Below are some entries. Output each one exactly as it appears.

+--

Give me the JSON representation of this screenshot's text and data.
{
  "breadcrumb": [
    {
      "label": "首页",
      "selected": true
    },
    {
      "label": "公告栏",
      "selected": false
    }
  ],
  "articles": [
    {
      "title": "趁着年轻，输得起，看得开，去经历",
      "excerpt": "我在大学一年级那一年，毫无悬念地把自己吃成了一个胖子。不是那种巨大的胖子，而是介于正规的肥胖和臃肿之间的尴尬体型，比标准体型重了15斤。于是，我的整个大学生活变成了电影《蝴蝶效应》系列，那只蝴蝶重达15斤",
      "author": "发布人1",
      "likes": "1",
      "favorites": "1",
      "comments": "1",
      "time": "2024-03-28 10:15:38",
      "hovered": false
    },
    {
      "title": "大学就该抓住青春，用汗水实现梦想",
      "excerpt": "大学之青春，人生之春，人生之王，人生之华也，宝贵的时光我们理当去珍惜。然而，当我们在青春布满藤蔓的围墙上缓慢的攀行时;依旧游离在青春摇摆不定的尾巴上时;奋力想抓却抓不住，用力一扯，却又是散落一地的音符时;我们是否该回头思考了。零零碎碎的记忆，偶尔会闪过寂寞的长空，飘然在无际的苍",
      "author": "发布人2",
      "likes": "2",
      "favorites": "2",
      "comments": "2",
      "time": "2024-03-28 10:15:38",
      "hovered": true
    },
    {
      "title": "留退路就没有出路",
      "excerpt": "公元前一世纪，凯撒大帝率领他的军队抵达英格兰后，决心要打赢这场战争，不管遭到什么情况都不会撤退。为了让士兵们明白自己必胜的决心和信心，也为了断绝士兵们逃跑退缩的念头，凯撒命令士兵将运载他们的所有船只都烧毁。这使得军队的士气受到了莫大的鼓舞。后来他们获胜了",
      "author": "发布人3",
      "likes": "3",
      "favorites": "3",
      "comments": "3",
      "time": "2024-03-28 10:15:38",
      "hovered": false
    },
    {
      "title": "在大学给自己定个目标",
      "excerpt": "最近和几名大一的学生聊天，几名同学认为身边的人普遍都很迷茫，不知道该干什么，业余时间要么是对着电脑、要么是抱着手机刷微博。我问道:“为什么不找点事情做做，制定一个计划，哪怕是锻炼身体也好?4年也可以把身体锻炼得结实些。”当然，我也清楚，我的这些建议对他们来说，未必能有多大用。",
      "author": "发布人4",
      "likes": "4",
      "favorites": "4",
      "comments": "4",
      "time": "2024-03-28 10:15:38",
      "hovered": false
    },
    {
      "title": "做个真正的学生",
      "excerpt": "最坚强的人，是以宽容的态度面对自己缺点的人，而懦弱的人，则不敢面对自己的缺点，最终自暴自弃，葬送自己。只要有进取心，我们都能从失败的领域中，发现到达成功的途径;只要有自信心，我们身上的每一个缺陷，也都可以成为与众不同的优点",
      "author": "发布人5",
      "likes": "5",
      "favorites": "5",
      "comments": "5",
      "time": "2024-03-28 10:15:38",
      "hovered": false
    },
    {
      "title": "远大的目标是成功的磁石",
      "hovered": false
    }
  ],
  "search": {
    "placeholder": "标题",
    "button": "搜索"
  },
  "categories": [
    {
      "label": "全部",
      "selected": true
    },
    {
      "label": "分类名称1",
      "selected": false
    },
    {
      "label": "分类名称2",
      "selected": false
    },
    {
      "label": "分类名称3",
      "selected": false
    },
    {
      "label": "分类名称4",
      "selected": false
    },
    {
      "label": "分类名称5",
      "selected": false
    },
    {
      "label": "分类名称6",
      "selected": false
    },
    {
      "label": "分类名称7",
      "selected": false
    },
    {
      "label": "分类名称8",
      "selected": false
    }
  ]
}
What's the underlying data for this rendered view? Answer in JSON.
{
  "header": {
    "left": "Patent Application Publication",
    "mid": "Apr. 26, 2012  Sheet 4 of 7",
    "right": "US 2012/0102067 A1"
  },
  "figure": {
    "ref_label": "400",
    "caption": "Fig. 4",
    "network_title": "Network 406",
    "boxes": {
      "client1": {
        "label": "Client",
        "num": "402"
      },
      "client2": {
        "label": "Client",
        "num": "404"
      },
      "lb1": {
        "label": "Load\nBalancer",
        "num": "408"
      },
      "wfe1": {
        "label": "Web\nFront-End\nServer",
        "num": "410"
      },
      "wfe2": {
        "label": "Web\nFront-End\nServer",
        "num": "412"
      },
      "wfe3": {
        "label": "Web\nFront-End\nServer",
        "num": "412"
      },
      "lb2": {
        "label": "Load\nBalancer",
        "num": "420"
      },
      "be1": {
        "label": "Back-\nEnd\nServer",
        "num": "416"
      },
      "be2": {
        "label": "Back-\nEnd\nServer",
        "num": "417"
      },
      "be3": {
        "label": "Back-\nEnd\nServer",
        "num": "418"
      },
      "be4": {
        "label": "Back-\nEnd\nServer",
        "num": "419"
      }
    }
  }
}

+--

#### Solution to this exercise:
Give me the JSON representation of this screenshot's text and data.
{
  "breadcrumb": [
    {
      "label": "首页",
      "selected": true
    },
    {
      "label": "公告栏",
      "selected": false
    }
  ],
  "articles": [
    {
      "title": "趁着年轻，输得起，看得开，去经历",
      "excerpt": "我在大学一年级那一年，毫无悬念地把自己吃成了一个胖子。不是那种巨大的胖子，而是介于正规的肥胖和臃肿之间的尴尬体型，比标准体型重了15斤。于是，我的整个大学生活变成了电影《蝴蝶效应》系列，那只蝴蝶重达15斤",
      "author": "发布人1",
      "likes": "1",
      "favorites": "1",
      "comments": "1",
      "time": "2024-03-28 10:15:38",
      "hovered": false
    },
    {
      "title": "大学就该抓住青春，用汗水实现梦想",
      "excerpt": "大学之青春，人生之春，人生之王，人生之华也，宝贵的时光我们理当去珍惜。然而，当我们在青春布满藤蔓的围墙上缓慢的攀行时;依旧游离在青春摇摆不定的尾巴上时;奋力想抓却抓不住，用力一扯，却又是散落一地的音符时;我们是否该回头思考了。零零碎碎的记忆，偶尔会闪过寂寞的长空，飘然在无际的苍",
      "author": "发布人2",
      "likes": "2",
      "favorites": "2",
      "comments": "2",
      "time": "2024-03-28 10:15:38",
      "hovered": true
    },
    {
      "title": "留退路就没有出路",
      "excerpt": "公元前一世纪，凯撒大帝率领他的军队抵达英格兰后，决心要打赢这场战争，不管遭到什么情况都不会撤退。为了让士兵们明白自己必胜的决心和信心，也为了断绝士兵们逃跑退缩的念头，凯撒命令士兵将运载他们的所有船只都烧毁。这使得军队的士气受到了莫大的鼓舞。后来他们获胜了",
      "author": "发布人3",
      "likes": "3",
      "favorites": "3",
      "comments": "3",
      "time": "2024-03-28 10:15:38",
      "hovered": false
    },
    {
      "title": "在大学给自己定个目标",
      "excerpt": "最近和几名大一的学生聊天，几名同学认为身边的人普遍都很迷茫，不知道该干什么，业余时间要么是对着电脑、要么是抱着手机刷微博。我问道:“为什么不找点事情做做，制定一个计划，哪怕是锻炼身体也好?4年也可以把身体锻炼得结实些。”当然，我也清楚，我的这些建议对他们来说，未必能有多大用。",
      "author": "发布人4",
      "likes": "4",
      "favorites": "4",
      "comments": "4",
      "time": "2024-03-28 10:15:38",
      "hovered": false
    },
    {
      "title": "做个真正的学生",
      "excerpt": "最坚强的人，是以宽容的态度面对自己缺点的人，而懦弱的人，则不敢面对自己的缺点，最终自暴自弃，葬送自己。只要有进取心，我们都能从失败的领域中，发现到达成功的途径;只要有自信心，我们身上的每一个缺陷，也都可以成为与众不同的优点",
      "author": "发布人5",
      "likes": "5",
      "favorites": "5",
      "comments": "5",
      "time": "2024-03-28 10:15:38",
      "hovered": false
    },
    {
      "title": "远大的目标是成功的磁石",
      "hovered": false
    }
  ],
  "search": {
    "placeholder": "标题",
    "button": "搜索"
  },
  "categories": [
    {
      "label": "全部",
      "selected": true
    },
    {
      "label": "分类名称1",
      "selected": false
    },
    {
      "label": "分类名称2",
      "selected": false
    },
    {
      "label": "分类名称3",
      "selected": false
    },
    {
      "label": "分类名称4",
      "selected": false
    },
    {
      "label": "分类名称5",
      "selected": false
    },
    {
      "label": "分类名称6",
      "selected": false
    },
    {
      "label": "分类名称7",
      "selected": false
    },
    {
      "label": "分类名称8",
      "selected": false
    }
  ]
}
What's the underlying data for this rendered view? Answer in JSON.
{
  "header": {
    "left": "Patent Application Publication",
    "mid": "Apr. 26, 2012  Sheet 4 of 7",
    "right": "US 2012/0102067 A1"
  },
  "figure": {
    "ref_label": "400",
    "caption": "Fig. 4",
    "network_title": "Network 406",
    "boxes": {
      "client1": {
        "label": "Client",
        "num": "402"
      },
      "client2": {
        "label": "Client",
        "num": "404"
      },
      "lb1": {
        "label": "Load\nBalancer",
        "num": "408"
      },
      "wfe1": {
        "label": "Web\nFront-End\nServer",
        "num": "410"
      },
      "wfe2": {
        "label": "Web\nFront-End\nServer",
        "num": "412"
      },
      "wfe3": {
        "label": "Web\nFront-End\nServer",
        "num": "412"
      },
      "lb2": {
        "label": "Load\nBalancer",
        "num": "420"
      },
      "be1": {
        "label": "Back-\nEnd\nServer",
        "num": "416"
      },
      "be2": {
        "label": "Back-\nEnd\nServer",
        "num": "417"
      },
      "be3": {
        "label": "Back-\nEnd\nServer",
        "num": "418"
      },
      "be4": {
        "label": "Back-\nEnd\nServer",
        "num": "419"
      }
    }
  }
}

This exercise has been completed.